-am I showing this clip or movie when I'm PRESENT, so I can carry out discussion related to the concepts?
-if I'm not PRESENT, do I have a sub that will make this a meaningful learning experience for my students?
-am I using movies or movie clips along with a lot of other engaging, active ways of teaching my content or are my students bored because "we're watching a movie again"? How often should I be showing a full length movie?
-if my administrator "pops in" while we are watching the movie or movie clip, can I justify why we are watching it? Could my students explain to him/her what they are learning by watching it?
-does the assignment that goes along with the movie clip/movie an assignment that has students regurgitate information such as character's names, story line, or setting questions? OR does the assignment force my students to engage in and practice higher level thinking, analyzing, problem solving, ethical decision making or other critical thinking skills to connect the standards you are teaching to the content in the movie?
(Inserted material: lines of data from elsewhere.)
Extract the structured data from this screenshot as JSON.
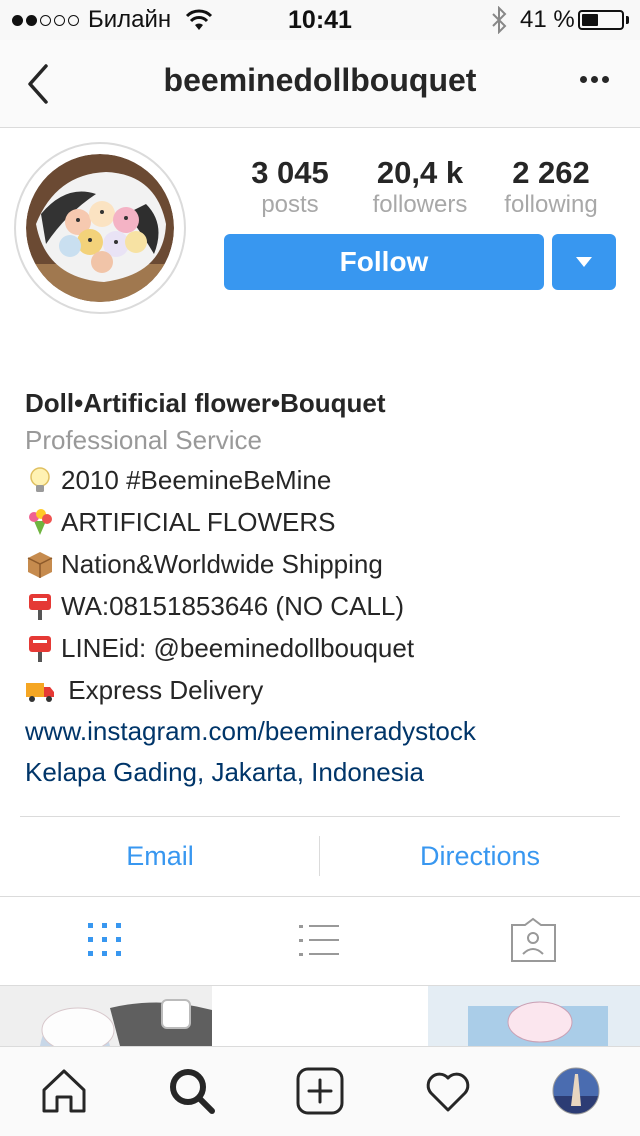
{
  "status_bar": {
    "carrier": "Билайн",
    "time": "10:41",
    "battery": "41 %",
    "battery_level": 0.41,
    "signal_bars": 2,
    "icons": [
      "wifi-icon",
      "bluetooth-icon",
      "battery-icon"
    ]
  },
  "nav": {
    "username": "beeminedollbouquet",
    "back_icon": "chevron-left-icon",
    "more_icon": "more-dots-icon"
  },
  "profile": {
    "stats": [
      {
        "value": "3 045",
        "label": "posts"
      },
      {
        "value": "20,4 k",
        "label": "followers"
      },
      {
        "value": "2 262",
        "label": "following"
      }
    ],
    "follow_label": "Follow",
    "dropdown_icon": "triangle-down-icon"
  },
  "bio": {
    "name": "Doll•Artificial flower•Bouquet",
    "category": "Professional Service",
    "lines": [
      {
        "icon": "lightbulb-icon",
        "text": "2010 #BeemineBeMine"
      },
      {
        "icon": "bouquet-icon",
        "text": "ARTIFICIAL FLOWERS"
      },
      {
        "icon": "package-icon",
        "text": "Nation&Worldwide Shipping"
      },
      {
        "icon": "mailbox-icon",
        "text": "WA:08151853646 (NO CALL)"
      },
      {
        "icon": "mailbox-icon",
        "text": "LINEid: @beeminedollbouquet"
      },
      {
        "icon": "delivery-truck-icon",
        "text": " Express Delivery"
      }
    ],
    "website": "www.instagram.com/beemineradystock",
    "location": "Kelapa Gading, Jakarta, Indonesia"
  },
  "actions": {
    "email": "Email",
    "directions": "Directions"
  },
  "tabs": {
    "icons": [
      "grid-view-icon",
      "list-view-icon",
      "tagged-photos-icon"
    ],
    "active": 0
  },
  "tab_bar": {
    "icons": [
      "home-icon",
      "search-icon",
      "new-post-icon",
      "activity-heart-icon",
      "profile-avatar-icon"
    ],
    "active": 1
  },
  "colors": {
    "accent": "#3897f0",
    "link": "#003569",
    "muted": "#a8a8a8"
  }
}
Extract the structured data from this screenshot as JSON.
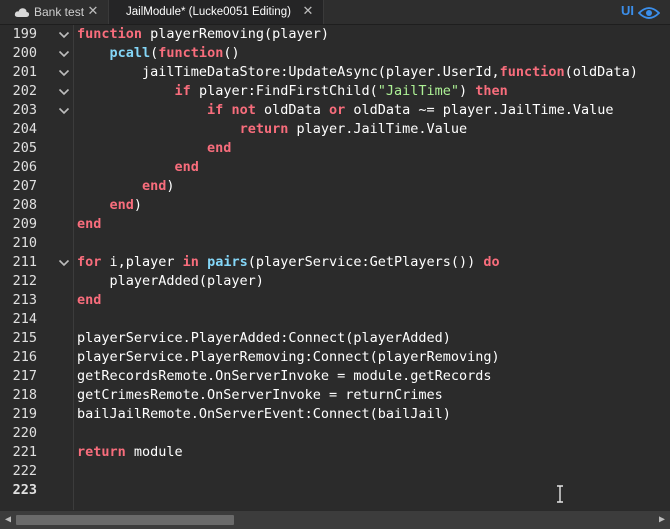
{
  "tabs": [
    {
      "label": "Bank test",
      "active": false
    },
    {
      "label": "JailModule* (Lucke0051 Editing)",
      "active": true
    }
  ],
  "toolbar": {
    "ui_label": "UI"
  },
  "colors": {
    "keyword": "#f86d7c",
    "builtin": "#84d6f7",
    "string": "#adf195",
    "text": "#ffffff",
    "background": "#2b2b2b"
  },
  "editor": {
    "line_numbers": [
      "199",
      "200",
      "201",
      "202",
      "203",
      "204",
      "205",
      "206",
      "207",
      "208",
      "209",
      "210",
      "211",
      "212",
      "213",
      "214",
      "215",
      "216",
      "217",
      "218",
      "219",
      "220",
      "221",
      "222",
      "223"
    ],
    "current_line": "223",
    "fold_markers_at": [
      "199",
      "200",
      "201",
      "202",
      "203",
      "211"
    ],
    "lines": [
      [
        [
          "kw",
          "function"
        ],
        [
          "t",
          " playerRemoving(player)"
        ]
      ],
      [
        [
          "t",
          "    "
        ],
        [
          "fn",
          "pcall"
        ],
        [
          "t",
          "("
        ],
        [
          "kw",
          "function"
        ],
        [
          "t",
          "()"
        ]
      ],
      [
        [
          "t",
          "        jailTimeDataStore:UpdateAsync(player.UserId,"
        ],
        [
          "kw",
          "function"
        ],
        [
          "t",
          "(oldData)"
        ]
      ],
      [
        [
          "t",
          "            "
        ],
        [
          "kw",
          "if"
        ],
        [
          "t",
          " player:FindFirstChild("
        ],
        [
          "str",
          "\"JailTime\""
        ],
        [
          "t",
          ") "
        ],
        [
          "kw",
          "then"
        ]
      ],
      [
        [
          "t",
          "                "
        ],
        [
          "kw",
          "if"
        ],
        [
          "t",
          " "
        ],
        [
          "kw",
          "not"
        ],
        [
          "t",
          " oldData "
        ],
        [
          "kw",
          "or"
        ],
        [
          "t",
          " oldData ~= player.JailTime.Value"
        ]
      ],
      [
        [
          "t",
          "                    "
        ],
        [
          "kw",
          "return"
        ],
        [
          "t",
          " player.JailTime.Value"
        ]
      ],
      [
        [
          "t",
          "                "
        ],
        [
          "kw",
          "end"
        ]
      ],
      [
        [
          "t",
          "            "
        ],
        [
          "kw",
          "end"
        ]
      ],
      [
        [
          "t",
          "        "
        ],
        [
          "kw",
          "end"
        ],
        [
          "t",
          ")"
        ]
      ],
      [
        [
          "t",
          "    "
        ],
        [
          "kw",
          "end"
        ],
        [
          "t",
          ")"
        ]
      ],
      [
        [
          "kw",
          "end"
        ]
      ],
      [],
      [
        [
          "kw",
          "for"
        ],
        [
          "t",
          " i,player "
        ],
        [
          "kw",
          "in"
        ],
        [
          "t",
          " "
        ],
        [
          "fn",
          "pairs"
        ],
        [
          "t",
          "(playerService:GetPlayers()) "
        ],
        [
          "kw",
          "do"
        ]
      ],
      [
        [
          "t",
          "    playerAdded(player)"
        ]
      ],
      [
        [
          "kw",
          "end"
        ]
      ],
      [],
      [
        [
          "t",
          "playerService.PlayerAdded:Connect(playerAdded)"
        ]
      ],
      [
        [
          "t",
          "playerService.PlayerRemoving:Connect(playerRemoving)"
        ]
      ],
      [
        [
          "t",
          "getRecordsRemote.OnServerInvoke = module.getRecords"
        ]
      ],
      [
        [
          "t",
          "getCrimesRemote.OnServerInvoke = returnCrimes"
        ]
      ],
      [
        [
          "t",
          "bailJailRemote.OnServerEvent:Connect(bailJail)"
        ]
      ],
      [],
      [
        [
          "kw",
          "return"
        ],
        [
          "t",
          " module"
        ]
      ],
      [],
      []
    ]
  }
}
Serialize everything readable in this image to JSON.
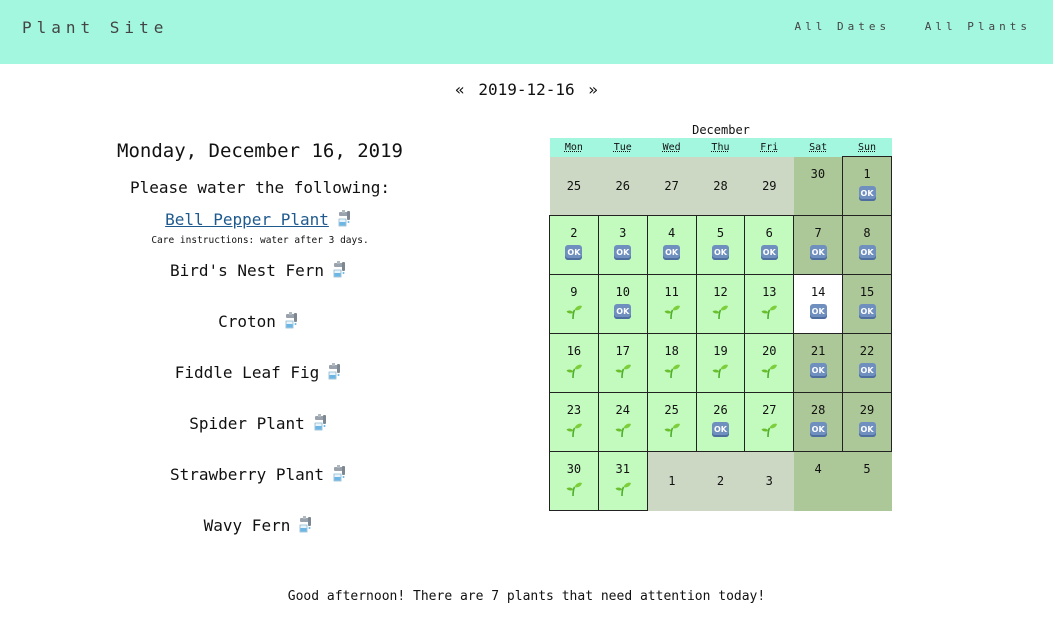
{
  "header": {
    "brand": "Plant Site",
    "nav": [
      "All Dates",
      "All Plants"
    ],
    "background": "#a3f7df"
  },
  "date_nav": {
    "prev": "«",
    "date": "2019-12-16",
    "next": "»"
  },
  "main": {
    "day_title": "Monday, December 16, 2019",
    "prompt": "Please water the following:",
    "plants": [
      {
        "name": "Bell Pepper Plant",
        "link": true,
        "care": "Care instructions: water after 3 days.",
        "icon": "watering-tap-icon"
      },
      {
        "name": "Bird's Nest Fern",
        "link": false,
        "icon": "watering-tap-icon"
      },
      {
        "name": "Croton",
        "link": false,
        "icon": "watering-tap-icon"
      },
      {
        "name": "Fiddle Leaf Fig",
        "link": false,
        "icon": "watering-tap-icon"
      },
      {
        "name": "Spider Plant",
        "link": false,
        "icon": "watering-tap-icon"
      },
      {
        "name": "Strawberry Plant",
        "link": false,
        "icon": "watering-tap-icon"
      },
      {
        "name": "Wavy Fern",
        "link": false,
        "icon": "watering-tap-icon"
      }
    ]
  },
  "calendar": {
    "month": "December",
    "weekdays": [
      "Mon",
      "Tue",
      "Wed",
      "Thu",
      "Fri",
      "Sat",
      "Sun"
    ],
    "weeks": [
      [
        {
          "day": "25",
          "type": "outside",
          "icon": "none"
        },
        {
          "day": "26",
          "type": "outside",
          "icon": "none"
        },
        {
          "day": "27",
          "type": "outside",
          "icon": "none"
        },
        {
          "day": "28",
          "type": "outside",
          "icon": "none"
        },
        {
          "day": "29",
          "type": "outside",
          "icon": "none"
        },
        {
          "day": "30",
          "type": "outwk",
          "icon": "none"
        },
        {
          "day": "1",
          "type": "curwk",
          "icon": "ok"
        }
      ],
      [
        {
          "day": "2",
          "type": "cur",
          "icon": "ok"
        },
        {
          "day": "3",
          "type": "cur",
          "icon": "ok"
        },
        {
          "day": "4",
          "type": "cur",
          "icon": "ok"
        },
        {
          "day": "5",
          "type": "cur",
          "icon": "ok"
        },
        {
          "day": "6",
          "type": "cur",
          "icon": "ok"
        },
        {
          "day": "7",
          "type": "curwk",
          "icon": "ok"
        },
        {
          "day": "8",
          "type": "curwk",
          "icon": "ok"
        }
      ],
      [
        {
          "day": "9",
          "type": "cur",
          "icon": "sprout"
        },
        {
          "day": "10",
          "type": "cur",
          "icon": "ok"
        },
        {
          "day": "11",
          "type": "cur",
          "icon": "sprout"
        },
        {
          "day": "12",
          "type": "cur",
          "icon": "sprout"
        },
        {
          "day": "13",
          "type": "cur",
          "icon": "sprout"
        },
        {
          "day": "14",
          "type": "today",
          "icon": "ok"
        },
        {
          "day": "15",
          "type": "curwk",
          "icon": "ok"
        }
      ],
      [
        {
          "day": "16",
          "type": "cur",
          "icon": "sprout"
        },
        {
          "day": "17",
          "type": "cur",
          "icon": "sprout"
        },
        {
          "day": "18",
          "type": "cur",
          "icon": "sprout"
        },
        {
          "day": "19",
          "type": "cur",
          "icon": "sprout"
        },
        {
          "day": "20",
          "type": "cur",
          "icon": "sprout"
        },
        {
          "day": "21",
          "type": "curwk",
          "icon": "ok"
        },
        {
          "day": "22",
          "type": "curwk",
          "icon": "ok"
        }
      ],
      [
        {
          "day": "23",
          "type": "cur",
          "icon": "sprout"
        },
        {
          "day": "24",
          "type": "cur",
          "icon": "sprout"
        },
        {
          "day": "25",
          "type": "cur",
          "icon": "sprout"
        },
        {
          "day": "26",
          "type": "cur",
          "icon": "ok"
        },
        {
          "day": "27",
          "type": "cur",
          "icon": "sprout"
        },
        {
          "day": "28",
          "type": "curwk",
          "icon": "ok"
        },
        {
          "day": "29",
          "type": "curwk",
          "icon": "ok"
        }
      ],
      [
        {
          "day": "30",
          "type": "cur",
          "icon": "sprout"
        },
        {
          "day": "31",
          "type": "cur",
          "icon": "sprout"
        },
        {
          "day": "1",
          "type": "outside",
          "icon": "none"
        },
        {
          "day": "2",
          "type": "outside",
          "icon": "none"
        },
        {
          "day": "3",
          "type": "outside",
          "icon": "none"
        },
        {
          "day": "4",
          "type": "outwk",
          "icon": "none"
        },
        {
          "day": "5",
          "type": "outwk",
          "icon": "none"
        }
      ]
    ],
    "ok_label": "OK",
    "colors": {
      "current_weekday": "#c3fbbf",
      "current_weekend": "#adc898",
      "today": "#ffffff",
      "outside_weekday": "#ccd8c4",
      "outside_weekend": "#adc898"
    }
  },
  "footer": {
    "message": "Good afternoon! There are 7 plants that need attention today!"
  }
}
I am not telling you what or how to teach, but I encourage you to think about these questions. As budgets get tighter and high stakes testing becomes more important, we HAVE TO work to engage students in rigorous learning experiences that help them practice and reinforce their academic skills and higher level thinking skills. Administrators believe they could hire a para to put in and show movies, don't let them think that you and your program wouldn't be missed.
Below in the attachments are the handouts I distributed at the NCE 2009 Roundtable session titled, "Movie Magic List of Movie Ideas" . I have also attached the worksheets/discussion guides (in Word 97-2003, some of the PDF's would not upload to this site so they are linked below) for various movies that I have found on the Internet and from the FCS listservs I subscribe to. A few are mine, but most are from others (most do not have names on them or I would give them credit where credit is due - if you want credit because one is yours, let me know and I'll add it - if you would like yours taken down, I can do that, too). We are all lucky that so many FCS teachers are willing to share their great ideas! Good luck and if you have any questions, my e-mail is firstname.lastname@example.org
Websites with Movie Ideas...some with discussion questions or curriculum
Dibble Institute (http://www.dibbleinstitute.org/movie-guides/) - relationship movie guides
http://topdocumentaryfilms.com/ - lots of documentaries, free
http://www.teachwithmovies.org/ - movies categorized by classes, by topic, by type of show, by age...you name it
http://moviesheets.com/ - has worksheets listed for movies, categorized, has a section for Family and Consumer Sciences
Truly Moving Pictures - has lots of discussion guides, here are some examples: The Bucket List, Cinderella Man, Flicka, Freedom Writers, Marla & Me, Martian Child, My Sister's Keeper, Phoebe in Wonderland, Ratatouille, The Secret Life of Bees, The Ultimate Gift
Take Charge Today from the University of Arizona (I don't know if these are still there, they used to be when it was FEFE, FEFE #'s listed below) -
5.0.40 - Mr. Holland's Opus; 5.0.41 - The Devil Wears Prada; 5.0.42 - Bee Movie; 5.0.43 - Catch Me If You Can; 5.0.44 - Confessions of a Shopaholic; 5.0.49 - The Pursuit of Happyness; 5.0.53 - The Money Pit; and 5.0.55 - Mr. Deeds
From Other Sites, Linked:
The Blindside, Homeless to Harvard worksheet, Homeless to Harvard answers
Money/Personal finance movies - Topics include: the Great Depression, money in every day life, classic TV shows on DVD, and movies about business and Wall Street. They list the movies with short descriptions - here is the website/link: http://www.yesyoucanonline.info/Earning/Earning-Articles/Movies-that-offer-teachable-moments-about-money
The movie guides/worksheets are listed in alphabetical order below and if there is more than one guide for the movie, it may be a different take on that movie as far as topic/content being studied. Scroll down for all of them.
Have found that they download better if you click on the download arrow on the right side of the screen instead of the name of the file, especially the pdf's.